The 2022 off-season for the Utah Jazz was controversial. For many fans, that summer was bittersweet as the Jazz said goodbye to one of the most legendary players to ever wear the team’s colors and traded all-star center Rudy Gobert to the Minnesota Timberwolves.
The trade gave Utah a whopping four first-round picks, as well as a bevy of experienced players and a rookie center of 2022 with some advantages, but what it cost the team remains to be seen in the final analysis. Gobert is one of the best centers of the modern NBA era, and his defensive skills in particular will not be replaced in one fell swoop.
After Quin Snyder stepped down as head coach and Will Hardy took his place, Jazz executive Danny Ainge decided to roll the dice. Sometimes that works when the dice fall favorably. More often than not, however, gambling results in losses – and sometimes on a monumental scale.
Not long after the Gobert deal went through, rumors surfaced that Ainge was scouting the trade market for Donovan Mitchell. Even contemplating such a move suggests Ainge’s mindset and outlook for the future of jazz: It’s a rebuild.
The question is, what magnitude of conversion is Ainge aiming for? A “retool” so to speak, tweaking a few parts of the roster to strengthen the team and create some kind of momentum? Or a true blues old-school rebuild from the ground up, fueled in part by an organizational boost to fuel the season for an NBA draft lottery shot?
All will be known in due course, but with a good chunk of the off-season in the books now, ESPN‘s Kevin Pelton rated how shaken up everything is for every NBA team. Suffice it to say that Pelton likes what Ainge is cooking up in Salt Lake City and gave Utah a A for his offseason maneuvers so far.
The end of Utah’s competition, which boasts the longest streak of straight playoff appearances (six) in the West, is obviously disappointing. But the Jazz would have had a hard time improving the roster with multiple first-round picks in previous trades, few young talents and a pay sheet in the luxury tax. Move Gobert to massive value positions in Utah to start a rebuild on pick excess rather than deficit.
There is still a lot of work to do for jazz. If they don’t move Mitchell ahead of the season, they’ll have to remodel a temporary roster to meet small forward and center needs and address a backcourt surplus of contributors. A Mitchell deal would propel Utah into the ping-pong ball race, and with even more future picks in tow.
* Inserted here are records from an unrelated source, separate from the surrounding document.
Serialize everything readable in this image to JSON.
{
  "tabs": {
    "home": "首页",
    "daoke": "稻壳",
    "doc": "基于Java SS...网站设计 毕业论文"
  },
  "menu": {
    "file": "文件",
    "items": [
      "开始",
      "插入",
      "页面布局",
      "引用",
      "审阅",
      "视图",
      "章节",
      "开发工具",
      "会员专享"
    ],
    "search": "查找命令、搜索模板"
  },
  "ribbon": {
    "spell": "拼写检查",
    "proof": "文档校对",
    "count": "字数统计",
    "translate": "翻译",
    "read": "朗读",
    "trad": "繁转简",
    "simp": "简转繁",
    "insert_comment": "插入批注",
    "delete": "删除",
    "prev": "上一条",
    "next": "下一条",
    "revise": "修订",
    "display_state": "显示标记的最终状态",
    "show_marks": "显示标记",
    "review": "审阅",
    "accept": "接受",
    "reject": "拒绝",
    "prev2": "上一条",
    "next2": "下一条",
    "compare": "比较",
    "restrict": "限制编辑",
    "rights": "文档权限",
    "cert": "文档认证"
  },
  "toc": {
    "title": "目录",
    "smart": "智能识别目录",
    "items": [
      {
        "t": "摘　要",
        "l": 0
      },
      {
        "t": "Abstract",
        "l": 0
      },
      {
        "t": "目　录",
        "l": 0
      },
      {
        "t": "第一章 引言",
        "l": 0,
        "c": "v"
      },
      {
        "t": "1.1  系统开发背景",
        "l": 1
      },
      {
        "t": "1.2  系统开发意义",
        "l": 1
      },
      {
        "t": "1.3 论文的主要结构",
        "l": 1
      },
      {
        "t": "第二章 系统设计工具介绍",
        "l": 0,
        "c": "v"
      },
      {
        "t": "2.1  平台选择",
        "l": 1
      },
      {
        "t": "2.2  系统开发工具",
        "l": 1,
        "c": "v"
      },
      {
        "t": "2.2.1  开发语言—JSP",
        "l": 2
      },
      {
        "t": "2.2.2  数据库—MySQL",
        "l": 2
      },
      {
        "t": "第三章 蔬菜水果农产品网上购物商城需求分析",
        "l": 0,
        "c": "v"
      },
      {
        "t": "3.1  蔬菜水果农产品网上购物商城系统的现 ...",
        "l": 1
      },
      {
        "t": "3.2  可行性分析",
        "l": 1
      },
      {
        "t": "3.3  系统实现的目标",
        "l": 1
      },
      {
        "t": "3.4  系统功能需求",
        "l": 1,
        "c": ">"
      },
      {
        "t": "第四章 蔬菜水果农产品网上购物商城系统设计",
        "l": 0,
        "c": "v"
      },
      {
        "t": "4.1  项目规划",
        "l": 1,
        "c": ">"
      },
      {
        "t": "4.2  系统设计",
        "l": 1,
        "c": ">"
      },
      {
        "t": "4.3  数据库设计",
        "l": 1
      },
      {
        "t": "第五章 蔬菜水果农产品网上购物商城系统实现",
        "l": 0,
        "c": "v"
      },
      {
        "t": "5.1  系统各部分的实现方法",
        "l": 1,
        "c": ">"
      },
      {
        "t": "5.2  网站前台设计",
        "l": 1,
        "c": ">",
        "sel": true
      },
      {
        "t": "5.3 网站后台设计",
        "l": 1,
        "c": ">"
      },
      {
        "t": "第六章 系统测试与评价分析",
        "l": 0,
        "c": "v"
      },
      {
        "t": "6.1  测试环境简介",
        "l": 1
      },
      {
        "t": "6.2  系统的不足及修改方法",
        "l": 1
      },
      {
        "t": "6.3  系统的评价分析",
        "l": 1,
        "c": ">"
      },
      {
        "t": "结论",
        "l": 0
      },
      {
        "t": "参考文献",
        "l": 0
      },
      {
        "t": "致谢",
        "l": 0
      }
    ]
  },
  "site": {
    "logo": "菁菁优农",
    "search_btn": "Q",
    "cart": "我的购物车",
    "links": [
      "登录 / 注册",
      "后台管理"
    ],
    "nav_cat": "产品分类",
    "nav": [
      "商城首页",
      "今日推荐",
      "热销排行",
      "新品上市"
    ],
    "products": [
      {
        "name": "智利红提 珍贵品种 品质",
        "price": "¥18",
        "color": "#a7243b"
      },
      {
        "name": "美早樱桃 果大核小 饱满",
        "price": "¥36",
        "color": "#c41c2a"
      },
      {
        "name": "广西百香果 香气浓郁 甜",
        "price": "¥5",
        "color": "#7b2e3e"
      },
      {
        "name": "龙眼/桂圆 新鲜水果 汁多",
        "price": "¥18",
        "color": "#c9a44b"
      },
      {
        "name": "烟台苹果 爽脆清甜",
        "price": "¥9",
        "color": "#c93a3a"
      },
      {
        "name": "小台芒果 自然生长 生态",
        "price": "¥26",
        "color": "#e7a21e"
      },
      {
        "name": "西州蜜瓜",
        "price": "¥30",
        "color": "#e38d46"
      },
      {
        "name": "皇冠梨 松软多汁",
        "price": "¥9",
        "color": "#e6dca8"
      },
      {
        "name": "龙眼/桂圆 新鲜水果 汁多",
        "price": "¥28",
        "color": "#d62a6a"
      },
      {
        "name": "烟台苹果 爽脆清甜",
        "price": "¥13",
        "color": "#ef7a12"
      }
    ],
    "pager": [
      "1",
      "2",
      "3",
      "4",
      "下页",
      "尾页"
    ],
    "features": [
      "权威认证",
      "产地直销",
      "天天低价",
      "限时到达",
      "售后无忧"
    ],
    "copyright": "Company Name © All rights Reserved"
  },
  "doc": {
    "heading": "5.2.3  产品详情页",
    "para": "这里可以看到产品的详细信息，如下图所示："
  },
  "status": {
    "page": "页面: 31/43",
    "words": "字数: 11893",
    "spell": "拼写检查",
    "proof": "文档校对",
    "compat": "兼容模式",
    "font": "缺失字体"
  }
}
The Jazz have options on small forward and center, but we don’t yet know how good those plays could be in Utah. Walker Kessler was Minnesota’s first-round pick, and while there’s evidence the 7-foot-1 former Auburn Tiger could help mitigate Gobert’s defensive loss, he’s not a one-for-one Substitute.
Utah also dealt Royce O’Neale before the Gobert trade, but brought in veterans like Malik Beasley, Patrick Beverley, Leandro Bolmaro and the intriguing Jarred Vanderbilt in the Minnesota deal. Combined with holdovers like Mitchell, a three-time All-Star, Clarkson, Bogdanovic, Mike Conley and Jared Butler, there’s a chance a “retooling” could push the Jazz toward a seventh straight playoff appearance.
But after Gobert’s defeat and the arrival of Hardy — the NBA’s youngest head coach (34 years old) — such a playoff push would be fraught with obstacles, particularly on the defensive side. This insight could be the strongest harbinger of where the Mitchell trade rumors will ultimately play out.
In a way, Ainge has tied his own hands in resolving the Gobert/Mitchell ticket and creating inertia for a full-blown jazz rebuild. It’s likely that Mitchell will wear different colors next season and that Jazz is heading towards tank mode and the puncher’s chance at the 2022 NBA Lottery.
Ultimately, depending on how that resolves, Jazz Nation could have a different note for Ainge’s offseason.
Follow Chad on Twitter @ChadNJensen.
Keep following Inside The Jazz Facebook and Twitter.